1) Wednesday Comics by various creators (DC Comics). This beautiful hardcover collection of one of 2009’s most exciting mainstream comic book experiments is one of the most beautiful books I own. Truly indispensable, not only for its experimanental exploration of the medium by some very interesting comic talent (Paul Pope, Karl Kerschl, Brian Azzarello, and many more), but also for some truly engaging superhero stories that are superior to most of what’s on the stands right now.

Next up: My favourite comic book mini series of the year!

The Great Comic Book Cull Of 2010/2011 Part 21: DC Comics – Nightwing, The Outsiders, and Plastic Man

Nightwing –   The Chuck Dixon trades: A Knight In Bludhavem, Rough Justice, Love And Bullets, A Darker Shade Of Justice, The Hunt For Oracle, Big Guns, On The Razor’s Edge, Year One

Although most non-comic book fans wouldn’t be able to pick Nightwing out of a line-up of Dancing With The Stars contestants, he’s actually one of DC’s most important characters. He’s Robin, or to be more accurate, the first Robin. (For those of you who are counting, we’re on number 5 right now). Currently, he’s Batman. Well, one of them. Long story. And not a good one.

Although there had been couple of mini-series featuring the character, this was the first Nightwing ongoing, and it ended up lasting over 150 issues, which is an eternity for a superhero comic book these days. The writer for the first 70 or so of those issues was Chuck Dixon, and a strong case could be argued that the series ended the minute he left the book.

The main reason is that no matter how dark, and how gritty Nightwing’s adventures got, Dixon never forgot that this was a character that thrived on enjoying life to the fullest. He was fun, and his outlook on life was fun. That enjoyment of life is what gives (and still gives) this character such a unique place in the DCU. I also must mention the kinetic intensity of Scott McDaniel’s artwork in much of this run. No one draws acrobatics like McDaniel, and to this day I don’t think anyone has drawn this character better.


NightwingMobbed Up, Renegade, Brothers In Blood, Love And War, The Lost Year, Freefall

Unfortunately, the praise I gave Dixon’s run can’t be shared with most of the other

Nightwing finally realized how bad his book was

writers who followed him. The book quickly devolved into a dark, and thoroughly un-entertaining depress-fest. I like grim and gritty as much of the next guy, but this was the wrong character to deconstruct. This book kept getting worse, and worse, and I’m still not sure why I kept collecting this as long as I did.

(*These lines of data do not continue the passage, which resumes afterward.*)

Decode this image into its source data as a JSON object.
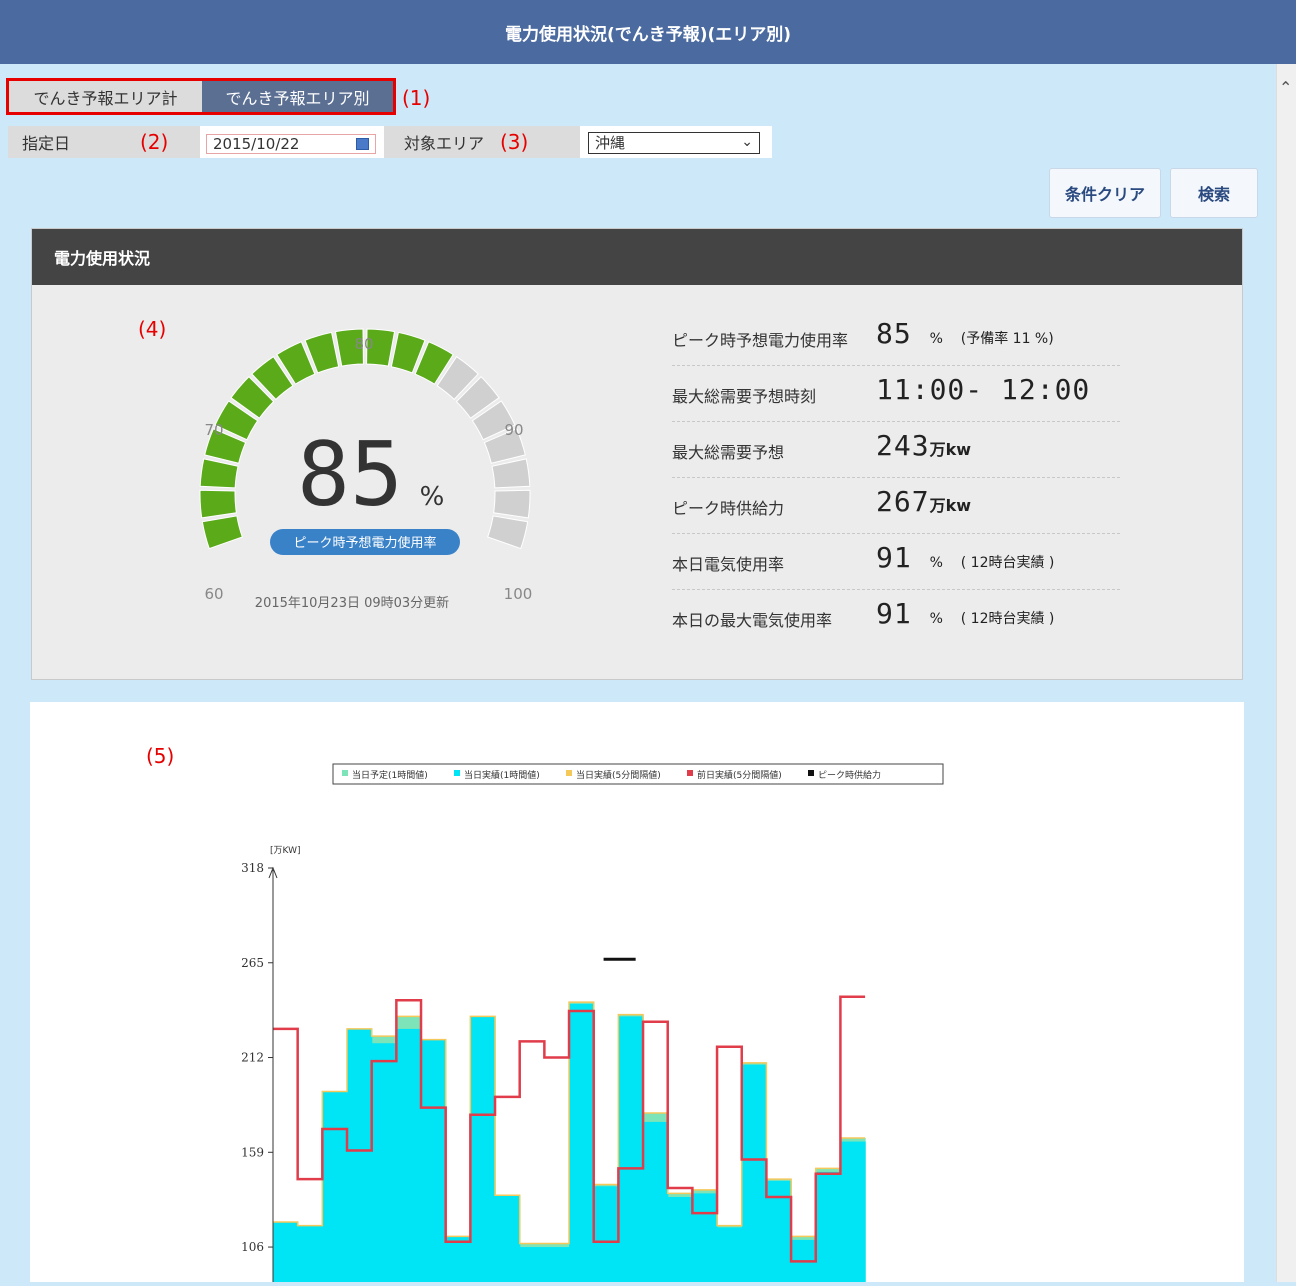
{
  "page": {
    "title": "電力使用状況(でんき予報)(エリア別)"
  },
  "annotations": {
    "tabs": "(1)",
    "date": "(2)",
    "area": "(3)",
    "gauge": "(4)",
    "chart": "(5)"
  },
  "tabs": [
    {
      "label": "でんき予報エリア計",
      "active": false
    },
    {
      "label": "でんき予報エリア別",
      "active": true
    }
  ],
  "conditions": {
    "date_label": "指定日",
    "date_value": "2015/10/22",
    "area_label": "対象エリア",
    "area_value": "沖縄"
  },
  "buttons": {
    "clear": "条件クリア",
    "search": "検索"
  },
  "panel": {
    "title": "電力使用状況"
  },
  "gauge": {
    "value": 85,
    "value_text": "85",
    "unit": "%",
    "badge": "ピーク時予想電力使用率",
    "updated": "2015年10月23日 09時03分更新",
    "min": 60,
    "max": 100,
    "tick_labels": [
      "60",
      "70",
      "80",
      "90",
      "100"
    ],
    "colors": {
      "filled": "#5aaa1a",
      "empty": "#d0d0d0",
      "badge": "#3a82c8"
    }
  },
  "stats": [
    {
      "label": "ピーク時予想電力使用率",
      "value": "85",
      "unit": "%",
      "note": "(予備率 11 %)"
    },
    {
      "label": "最大総需要予想時刻",
      "value": "11:00- 12:00",
      "unit": "",
      "note": ""
    },
    {
      "label": "最大総需要予想",
      "value": "243",
      "unit": "万kw",
      "note": ""
    },
    {
      "label": "ピーク時供給力",
      "value": "267",
      "unit": "万kw",
      "note": ""
    },
    {
      "label": "本日電気使用率",
      "value": "91",
      "unit": "%",
      "note": "( 12時台実績 )"
    },
    {
      "label": "本日の最大電気使用率",
      "value": "91",
      "unit": "%",
      "note": "( 12時台実績 )"
    }
  ],
  "chart_data": {
    "type": "area",
    "ylabel": "[万KW]",
    "yticks": [
      106,
      159,
      212,
      265,
      318
    ],
    "legend": [
      {
        "name": "当日予定(1時間値)",
        "color": "#7de3b8"
      },
      {
        "name": "当日実績(1時間値)",
        "color": "#00e5f5"
      },
      {
        "name": "当日実績(5分間隔値)",
        "color": "#f5c85a"
      },
      {
        "name": "前日実績(5分間隔値)",
        "color": "#e03c4a"
      },
      {
        "name": "ピーク時供給力",
        "color": "#111111"
      }
    ],
    "peak_supply": 267,
    "series": [
      {
        "name": "当日実績(1時間値)",
        "values": [
          120,
          118,
          193,
          228,
          220,
          228,
          222,
          112,
          235,
          135,
          106,
          106,
          242,
          140,
          235,
          176,
          134,
          136,
          117,
          208,
          143,
          110,
          148,
          165
        ]
      },
      {
        "name": "当日予定(1時間値)",
        "values": [
          120,
          118,
          193,
          228,
          224,
          235,
          222,
          112,
          235,
          135,
          108,
          108,
          243,
          141,
          236,
          181,
          136,
          138,
          118,
          209,
          144,
          112,
          150,
          167
        ]
      },
      {
        "name": "前日実績(5分間隔値)",
        "values": [
          228,
          144,
          172,
          160,
          210,
          244,
          184,
          109,
          180,
          190,
          221,
          212,
          238,
          109,
          150,
          232,
          139,
          125,
          218,
          155,
          134,
          98,
          147,
          246
        ]
      }
    ]
  }
}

OutsidersLooking For Trouble, Sum Of All Evil, Wanted, Crisis Intervention, The Good Fight, Pay As You Go, Checkout

I wrote in an earlier post how much I loved the original run of Batman and the Outsiders as a kid. And although there had been several attempts to resurrect the team, most of them were awful at best. Until now. Judd Winick’s version of the Outsiders was (and still to my mind is) everything modern superhero comics should be: Edgy, entertaining, and well-executed. Not only did he find a home for long-misused characters like Arsenal and Black Lightning, he created a flock of new and interesting characters that are still used by DC today. The book had tonnes of action, and some well-planned character development. Although the book didn’t take long to get sucked into the vortex of continuity-nightmare that is the DC universe (The Crisis Intervention arc should be avoided), it started extremely well, and most of this series holds up quite well today.

Plastic Man80 Page Giant Annual, Jack Cole & Plastic Man: Forms Stretched To Their Limit

Plastic Man was, and still is, one of the great comic book characters; he’s a character that could only be created for comics, and Jack Cole’s rubbery creation still stands up today as an example of how fun superhero comics can be. And while each of these reprint collections (though the second volume actually is more of a biography of Cole than anything else) have some nice moments, there is also a lot of cheese to wade through, and you’d be better served by picking up one of DC’s Plastic Man Archive hardcovers.


Next up: Power Girl, The Question, and Robin.